Djenne was one of the most important cities on the Trans-Sahara route. Djenne is best known for the huge clay mosque, in the shade of which a colorful market takes place every Monday. The original settlement was around 250 BC. BC and is located about 5 km from today’s Djenne. Djenné has strange buildings that seem to grow out of the ground, soft and crooked. The magnificent mosque is one of the most impressive buildings on earth.

Mopti is located at the confluence of the Bani and Niger rivers. The city consists of three islands connected by dams. The city’s mosque and market are well worth seeing. The busy river port with pinasses and pirogues, among others to Timbuktu, always offers a photo opportunity. Mopti is the link between the Arab and Black African world. This is the southernmost point where the Arabs come with their merchandise to trade with the rest of the continent. Because of its great importance, the Arabs call Niger “the Nile of the black man”.

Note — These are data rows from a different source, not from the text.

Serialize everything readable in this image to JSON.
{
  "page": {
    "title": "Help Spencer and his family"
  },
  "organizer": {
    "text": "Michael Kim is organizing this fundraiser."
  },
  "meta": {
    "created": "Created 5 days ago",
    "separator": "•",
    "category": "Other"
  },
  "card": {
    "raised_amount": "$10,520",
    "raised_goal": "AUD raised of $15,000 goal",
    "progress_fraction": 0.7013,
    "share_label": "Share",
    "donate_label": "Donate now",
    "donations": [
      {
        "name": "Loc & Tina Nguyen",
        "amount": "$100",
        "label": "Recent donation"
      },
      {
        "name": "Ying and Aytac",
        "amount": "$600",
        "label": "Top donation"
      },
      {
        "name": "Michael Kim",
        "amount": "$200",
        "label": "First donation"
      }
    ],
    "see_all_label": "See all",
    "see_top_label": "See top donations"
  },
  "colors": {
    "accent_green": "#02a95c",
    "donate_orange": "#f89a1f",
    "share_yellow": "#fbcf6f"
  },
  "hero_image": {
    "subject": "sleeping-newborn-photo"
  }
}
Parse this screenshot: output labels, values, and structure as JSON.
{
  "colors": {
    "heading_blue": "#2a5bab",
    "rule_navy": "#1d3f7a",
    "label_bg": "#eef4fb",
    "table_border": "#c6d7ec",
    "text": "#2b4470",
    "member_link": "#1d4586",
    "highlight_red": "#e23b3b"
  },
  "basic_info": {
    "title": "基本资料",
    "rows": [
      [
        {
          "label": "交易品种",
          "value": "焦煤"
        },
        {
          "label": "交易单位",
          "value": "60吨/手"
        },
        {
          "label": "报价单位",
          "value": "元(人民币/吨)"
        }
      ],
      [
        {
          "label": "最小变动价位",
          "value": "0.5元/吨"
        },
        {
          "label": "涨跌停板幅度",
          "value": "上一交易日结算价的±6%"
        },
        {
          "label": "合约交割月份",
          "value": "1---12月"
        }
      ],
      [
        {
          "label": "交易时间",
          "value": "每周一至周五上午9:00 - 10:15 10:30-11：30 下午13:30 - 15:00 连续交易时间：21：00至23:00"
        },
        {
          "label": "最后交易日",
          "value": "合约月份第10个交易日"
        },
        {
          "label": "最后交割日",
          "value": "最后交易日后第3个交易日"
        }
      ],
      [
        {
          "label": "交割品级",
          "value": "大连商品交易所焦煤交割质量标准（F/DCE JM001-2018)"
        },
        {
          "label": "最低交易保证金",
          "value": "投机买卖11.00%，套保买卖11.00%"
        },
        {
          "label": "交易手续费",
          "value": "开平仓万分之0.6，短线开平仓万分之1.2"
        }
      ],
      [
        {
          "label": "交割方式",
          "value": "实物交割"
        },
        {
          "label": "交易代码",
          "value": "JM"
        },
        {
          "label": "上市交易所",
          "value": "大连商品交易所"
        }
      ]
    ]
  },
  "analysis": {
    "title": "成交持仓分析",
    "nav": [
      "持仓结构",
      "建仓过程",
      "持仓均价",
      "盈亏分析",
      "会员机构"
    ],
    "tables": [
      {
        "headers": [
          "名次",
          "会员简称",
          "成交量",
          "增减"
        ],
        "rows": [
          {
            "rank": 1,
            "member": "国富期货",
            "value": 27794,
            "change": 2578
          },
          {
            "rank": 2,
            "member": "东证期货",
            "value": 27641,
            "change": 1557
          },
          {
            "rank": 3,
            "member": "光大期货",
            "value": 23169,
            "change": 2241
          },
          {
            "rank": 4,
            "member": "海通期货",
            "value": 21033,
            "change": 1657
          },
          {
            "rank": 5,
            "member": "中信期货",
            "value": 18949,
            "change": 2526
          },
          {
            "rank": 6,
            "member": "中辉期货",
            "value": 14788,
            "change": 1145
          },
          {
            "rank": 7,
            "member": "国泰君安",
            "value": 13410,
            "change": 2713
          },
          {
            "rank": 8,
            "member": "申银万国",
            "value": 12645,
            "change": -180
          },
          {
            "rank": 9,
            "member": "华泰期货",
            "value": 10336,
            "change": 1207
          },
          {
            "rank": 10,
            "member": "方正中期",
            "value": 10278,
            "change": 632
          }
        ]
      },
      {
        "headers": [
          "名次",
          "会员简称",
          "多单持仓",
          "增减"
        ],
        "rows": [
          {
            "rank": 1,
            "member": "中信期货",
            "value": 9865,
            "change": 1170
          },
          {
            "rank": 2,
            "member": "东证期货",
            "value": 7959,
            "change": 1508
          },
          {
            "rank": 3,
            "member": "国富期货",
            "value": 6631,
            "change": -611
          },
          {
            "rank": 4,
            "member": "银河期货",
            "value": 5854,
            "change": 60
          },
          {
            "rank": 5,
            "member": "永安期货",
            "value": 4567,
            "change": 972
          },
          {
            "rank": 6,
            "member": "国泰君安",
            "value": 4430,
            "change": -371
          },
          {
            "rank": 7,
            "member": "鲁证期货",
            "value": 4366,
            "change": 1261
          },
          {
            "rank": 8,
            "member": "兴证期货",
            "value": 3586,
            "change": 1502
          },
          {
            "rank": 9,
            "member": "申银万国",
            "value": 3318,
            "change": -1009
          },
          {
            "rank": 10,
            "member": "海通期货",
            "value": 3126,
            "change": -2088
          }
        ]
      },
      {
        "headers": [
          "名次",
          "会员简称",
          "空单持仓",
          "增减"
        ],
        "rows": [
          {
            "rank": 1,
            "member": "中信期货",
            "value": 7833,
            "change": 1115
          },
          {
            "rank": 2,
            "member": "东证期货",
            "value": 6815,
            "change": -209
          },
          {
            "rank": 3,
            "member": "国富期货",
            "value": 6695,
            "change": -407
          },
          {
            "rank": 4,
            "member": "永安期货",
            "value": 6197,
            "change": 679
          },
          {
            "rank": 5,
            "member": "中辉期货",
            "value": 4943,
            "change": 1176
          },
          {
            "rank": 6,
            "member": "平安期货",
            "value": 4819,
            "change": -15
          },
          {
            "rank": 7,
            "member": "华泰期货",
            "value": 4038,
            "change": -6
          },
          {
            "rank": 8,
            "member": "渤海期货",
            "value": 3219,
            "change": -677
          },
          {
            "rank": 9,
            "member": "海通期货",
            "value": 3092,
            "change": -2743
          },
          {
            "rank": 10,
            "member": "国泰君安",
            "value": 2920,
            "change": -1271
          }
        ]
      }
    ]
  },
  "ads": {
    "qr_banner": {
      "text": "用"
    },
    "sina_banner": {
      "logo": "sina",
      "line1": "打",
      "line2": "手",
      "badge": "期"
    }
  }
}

Southeast of Mopti, on the Bandiagara plateau, lives the Dogon people, whose religious traditions have remained untouched by Islam to this day. It is recommended to visit their very interesting villages only on organized tours or with a local guide. Otherwise it is possible to accidentally disrupt the very traditional way of life of the Dogon. The Bandiagara cliff has been recognized by UNESCO as a World Heritage Site.

Timbuktu was the center of the legendary gold and salt trade in the 15th century. In addition, numerous Islamic clerics taught in this town on the edge of the desert. Nowadays Timbuktu has more or less crumbled, but there are still some mosques (e.g. Djingerebur, Sankore or Sidi Yahaya) and tombs from the 14th century.

In the centuries-old city of Gao, the Kankan Moussa Mosque is very interesting, and the tombs of the Askia dynasty also invite you to visit.

La Boucle du Baoule National Park: There is not much left of the wildlife in Mali. You can still see some things in the La Boucle du Baoule National Park, with luck you can see giraffes, buffalos or hippos.